Although many modern Japanese apartments and homes have built-in wall heaters, they are usually unable to reach every corner of the apartment. Space heaters can be easily moved from one area to another and come in various sizes, colors and types. You may end up having one in every room of the house.
Just like space heaters, Japanese humidifiers come in every color, size and shape imaginable. Some humidifiers even advertise their ability to be a "virus washer." The winter air in Japan is quite dry, especially in the Tokyo area, and having a humidifier helps to remedy this annoyance.
Heated carpet or blanket
With a heated carpet or blanket, you will probably never leave your bed or living room. The temperature is easily adjustable so you won't overheat or grow cold, and they work just as well as regular carpets and blankets when the winter is over.
Space heaters can only do so much, especially if you have a small room with a window, such as the bathroom. Many home goods stores sell window coverings that act as insulators that can help keep the cold air out and the warm air in. Thick curtains are also an option.
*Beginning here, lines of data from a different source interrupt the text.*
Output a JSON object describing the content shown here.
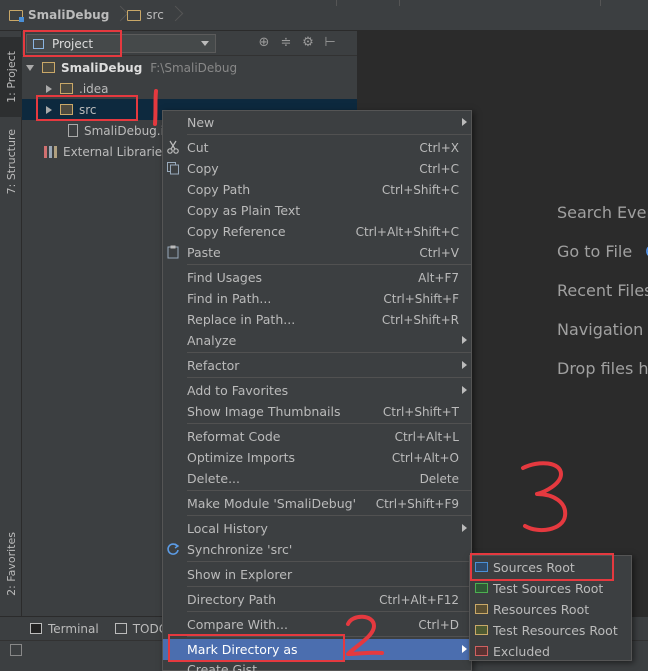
{
  "navbar": {
    "project_name": "SmaliDebug",
    "folder_name": "src"
  },
  "tool_stripe": {
    "project_tab": "1: Project",
    "structure_tab": "7: Structure",
    "favorites_tab": "2: Favorites"
  },
  "project_panel": {
    "view_selector": "Project",
    "tree": [
      {
        "label": "SmaliDebug",
        "path": "F:\\SmaliDebug"
      },
      {
        "label": ".idea"
      },
      {
        "label": "src"
      },
      {
        "label": "SmaliDebug.iml"
      },
      {
        "label": "External Libraries"
      }
    ]
  },
  "editor_hints": [
    "Search Every",
    "Go to File",
    "Recent Files",
    "Navigation B",
    "Drop files he"
  ],
  "bottom_bar": {
    "terminal": "Terminal",
    "todo": "TODO"
  },
  "context_menu": {
    "new": "New",
    "cut": "Cut",
    "cut_sc": "Ctrl+X",
    "copy": "Copy",
    "copy_sc": "Ctrl+C",
    "copy_path": "Copy Path",
    "copy_path_sc": "Ctrl+Shift+C",
    "copy_plain": "Copy as Plain Text",
    "copy_ref": "Copy Reference",
    "copy_ref_sc": "Ctrl+Alt+Shift+C",
    "paste": "Paste",
    "paste_sc": "Ctrl+V",
    "find_usages": "Find Usages",
    "find_usages_sc": "Alt+F7",
    "find_in_path": "Find in Path...",
    "find_in_path_sc": "Ctrl+Shift+F",
    "replace_in_path": "Replace in Path...",
    "replace_in_path_sc": "Ctrl+Shift+R",
    "analyze": "Analyze",
    "refactor": "Refactor",
    "add_favorites": "Add to Favorites",
    "show_thumbs": "Show Image Thumbnails",
    "show_thumbs_sc": "Ctrl+Shift+T",
    "reformat": "Reformat Code",
    "reformat_sc": "Ctrl+Alt+L",
    "optimize": "Optimize Imports",
    "optimize_sc": "Ctrl+Alt+O",
    "delete": "Delete...",
    "delete_sc": "Delete",
    "make_module": "Make Module 'SmaliDebug'",
    "make_module_sc": "Ctrl+Shift+F9",
    "local_history": "Local History",
    "synchronize": "Synchronize 'src'",
    "show_explorer": "Show in Explorer",
    "dir_path": "Directory Path",
    "dir_path_sc": "Ctrl+Alt+F12",
    "compare": "Compare With...",
    "compare_sc": "Ctrl+D",
    "mark_dir": "Mark Directory as",
    "create_gist": "Create Gist..."
  },
  "submenu": {
    "sources_root": "Sources Root",
    "test_sources_root": "Test Sources Root",
    "resources_root": "Resources Root",
    "test_resources_root": "Test Resources Root",
    "excluded": "Excluded"
  },
  "colors": {
    "highlight": "#4b6eaf",
    "annotation": "#e5393f",
    "folder_source": "#4a8fd6",
    "folder_test": "#4caf50",
    "folder_resource": "#c9a868",
    "folder_excluded": "#d06060"
  }
}
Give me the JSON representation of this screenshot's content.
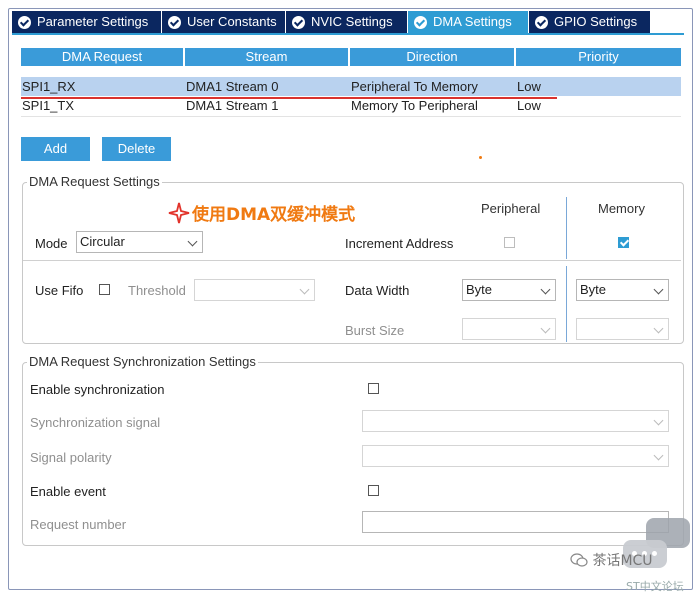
{
  "tabs": [
    {
      "label": "Parameter Settings",
      "active": false
    },
    {
      "label": "User Constants",
      "active": false
    },
    {
      "label": "NVIC Settings",
      "active": false
    },
    {
      "label": "DMA Settings",
      "active": true
    },
    {
      "label": "GPIO Settings",
      "active": false
    }
  ],
  "table": {
    "headers": [
      "DMA Request",
      "Stream",
      "Direction",
      "Priority"
    ],
    "rows": [
      [
        "SPI1_RX",
        "DMA1 Stream 0",
        "Peripheral To Memory",
        "Low"
      ],
      [
        "SPI1_TX",
        "DMA1 Stream 1",
        "Memory To Peripheral",
        "Low"
      ]
    ]
  },
  "buttons": {
    "add": "Add",
    "delete": "Delete"
  },
  "dma_settings": {
    "legend": "DMA Request Settings",
    "annotation": "使用DMA双缓冲模式",
    "peripheral_header": "Peripheral",
    "memory_header": "Memory",
    "mode_label": "Mode",
    "mode_value": "Circular",
    "increment_label": "Increment Address",
    "use_fifo_label": "Use Fifo",
    "threshold_label": "Threshold",
    "data_width_label": "Data Width",
    "data_width_peripheral": "Byte",
    "data_width_memory": "Byte",
    "burst_size_label": "Burst Size"
  },
  "sync_settings": {
    "legend": "DMA Request Synchronization Settings",
    "enable_sync_label": "Enable synchronization",
    "sync_signal_label": "Synchronization signal",
    "signal_polarity_label": "Signal polarity",
    "enable_event_label": "Enable event",
    "request_number_label": "Request number"
  },
  "watermark": {
    "text": "茶话MCU",
    "sub": "ST中文论坛"
  },
  "colors": {
    "tab_active": "#2e9cd3",
    "tab_inactive": "#0b2760",
    "header_blue": "#3a9bd9",
    "selected_row": "#b9d2ef",
    "annotation": "#f07a12"
  }
}
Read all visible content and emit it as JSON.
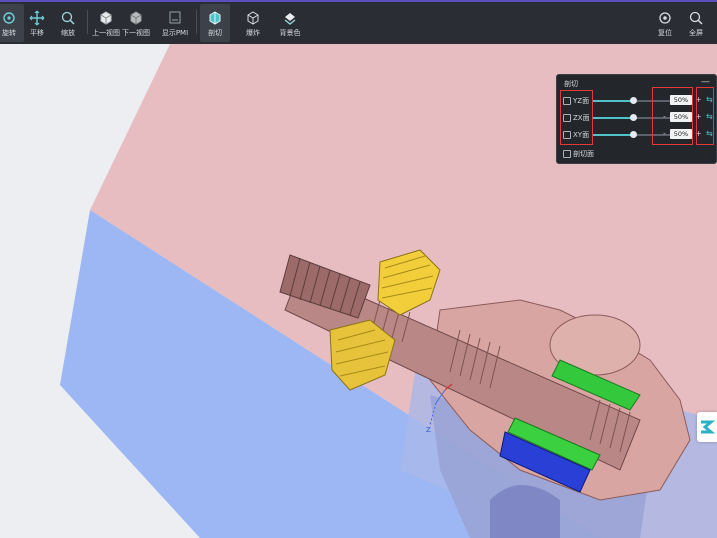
{
  "colors": {
    "toolbar_bg": "#2a2d33",
    "accent": "#4fc3c8",
    "highlight_box": "#e03a3a",
    "section_pink": "#e7b7bd",
    "section_blue": "#98b3f2"
  },
  "toolbar": {
    "left_tools": [
      {
        "label": "旋转",
        "icon": "rotate-icon"
      },
      {
        "label": "平移",
        "icon": "pan-icon"
      },
      {
        "label": "缩放",
        "icon": "zoom-icon"
      },
      {
        "label": "上一视图",
        "icon": "prev-view-icon"
      },
      {
        "label": "下一视图",
        "icon": "next-view-icon"
      },
      {
        "label": "显示PMI",
        "icon": "pmi-icon"
      },
      {
        "label": "剖切",
        "icon": "section-icon"
      },
      {
        "label": "爆炸",
        "icon": "explode-icon"
      },
      {
        "label": "背景色",
        "icon": "background-color-icon"
      }
    ],
    "right_tools": [
      {
        "label": "复位",
        "icon": "reset-icon"
      },
      {
        "label": "全屏",
        "icon": "fullscreen-icon"
      }
    ]
  },
  "section_panel": {
    "title": "剖切",
    "minimize": "—",
    "planes": [
      {
        "label": "YZ面",
        "value": "50%",
        "level": 0.5
      },
      {
        "label": "ZX面",
        "value": "50%",
        "level": 0.5
      },
      {
        "label": "XY面",
        "value": "50%",
        "level": 0.5
      }
    ],
    "minus": "-",
    "plus": "+",
    "swap": "⇆",
    "show_section_label": "剖切面"
  },
  "viewport": {
    "axis_label_z": "Z"
  }
}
Heattech is a type of specially designed clothing by the brand Uniqlo which acts as a body insulator and keeps one extremely warm, even with just a thin layer of a shirt or leggings. Other companies have also produced their own kind of heat-retention clothes, although Uniqlo's is the most popular.
These heat packs can be bought at any Japanese convenience store and are placed in pockets, gloves or between layers to produce a little extra warmth while you're walking in the cold. They can last for about an hour or so, depending on the brand.
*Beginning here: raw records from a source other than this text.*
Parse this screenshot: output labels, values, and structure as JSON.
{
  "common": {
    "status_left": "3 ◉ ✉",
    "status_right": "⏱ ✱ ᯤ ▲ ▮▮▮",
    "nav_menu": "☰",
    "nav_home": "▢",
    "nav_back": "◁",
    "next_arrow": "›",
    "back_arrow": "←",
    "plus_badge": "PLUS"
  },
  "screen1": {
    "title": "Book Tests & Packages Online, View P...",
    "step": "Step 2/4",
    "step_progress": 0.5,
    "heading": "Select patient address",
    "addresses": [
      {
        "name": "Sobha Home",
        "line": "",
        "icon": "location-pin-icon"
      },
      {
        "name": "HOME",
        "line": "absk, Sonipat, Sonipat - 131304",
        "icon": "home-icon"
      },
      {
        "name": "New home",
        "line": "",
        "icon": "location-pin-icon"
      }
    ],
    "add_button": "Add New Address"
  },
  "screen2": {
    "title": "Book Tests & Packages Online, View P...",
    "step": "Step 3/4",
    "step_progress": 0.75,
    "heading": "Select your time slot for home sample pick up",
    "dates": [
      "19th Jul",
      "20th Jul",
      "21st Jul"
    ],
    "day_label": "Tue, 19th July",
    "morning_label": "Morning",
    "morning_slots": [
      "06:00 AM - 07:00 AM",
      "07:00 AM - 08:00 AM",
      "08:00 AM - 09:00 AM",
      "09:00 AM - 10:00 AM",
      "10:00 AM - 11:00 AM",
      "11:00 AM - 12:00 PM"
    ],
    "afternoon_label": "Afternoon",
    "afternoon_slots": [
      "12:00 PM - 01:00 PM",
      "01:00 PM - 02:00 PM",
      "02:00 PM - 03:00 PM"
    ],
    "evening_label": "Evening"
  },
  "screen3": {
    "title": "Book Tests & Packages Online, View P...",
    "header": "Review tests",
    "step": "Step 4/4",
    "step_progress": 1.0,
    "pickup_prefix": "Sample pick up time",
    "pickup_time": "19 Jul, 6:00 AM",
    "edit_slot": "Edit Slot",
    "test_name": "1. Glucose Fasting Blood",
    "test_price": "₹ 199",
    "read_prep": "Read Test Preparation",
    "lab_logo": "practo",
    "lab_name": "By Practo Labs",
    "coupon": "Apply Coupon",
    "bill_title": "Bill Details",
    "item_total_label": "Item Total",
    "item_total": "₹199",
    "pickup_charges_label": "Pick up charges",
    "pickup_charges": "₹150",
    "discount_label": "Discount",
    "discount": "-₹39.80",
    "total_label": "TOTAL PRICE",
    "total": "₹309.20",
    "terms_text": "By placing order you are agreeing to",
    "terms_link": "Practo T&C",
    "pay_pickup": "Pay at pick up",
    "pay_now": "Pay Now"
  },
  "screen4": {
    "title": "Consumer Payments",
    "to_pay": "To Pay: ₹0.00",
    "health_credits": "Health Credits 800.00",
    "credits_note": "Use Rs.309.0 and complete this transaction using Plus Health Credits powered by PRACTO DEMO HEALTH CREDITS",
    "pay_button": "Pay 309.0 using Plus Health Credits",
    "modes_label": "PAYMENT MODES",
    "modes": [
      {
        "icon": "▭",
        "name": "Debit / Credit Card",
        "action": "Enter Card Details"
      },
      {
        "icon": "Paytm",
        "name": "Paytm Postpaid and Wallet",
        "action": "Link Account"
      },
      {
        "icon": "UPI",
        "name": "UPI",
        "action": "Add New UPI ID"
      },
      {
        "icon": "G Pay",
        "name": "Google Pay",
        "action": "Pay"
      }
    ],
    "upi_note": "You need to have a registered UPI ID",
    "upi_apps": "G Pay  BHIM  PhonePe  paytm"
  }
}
While lounging around the house in the summer might just mean a tank top and shorts, Japan produces some very cute and very warm roomwear for the winter. Many lingerie brands produce long/short pants, sweaters and robes that are designed to be comfortable and also warm.
Tights are a fashion staple in Japan, and they don't go out of style when it gets cold. Instead, they just get thicker. Many shops that specialize in socks and tights have winter foresight and sell tights that are as thick as 200 デニール, which is the measurement of thickness.
Nabe literally translates to "pot," but usually means the type of food that is made in a ceramic, thick-bottomed nabe pot. They are also called hot pot and consist of several ingredients simmered together in a broth. Anything can be added to nabe, from meat to fish to any vegetable imaginable.
Hot vending machine drinks
While not exactly a delicacy, when the weather turns cold Japanese vending machines begin to sell hot drinks, including canned soup such as corn potage. They are easy to find and are good to cup in your hands to keep warm while waiting for a train or bus.
The information in this article is accurate at the time of publication.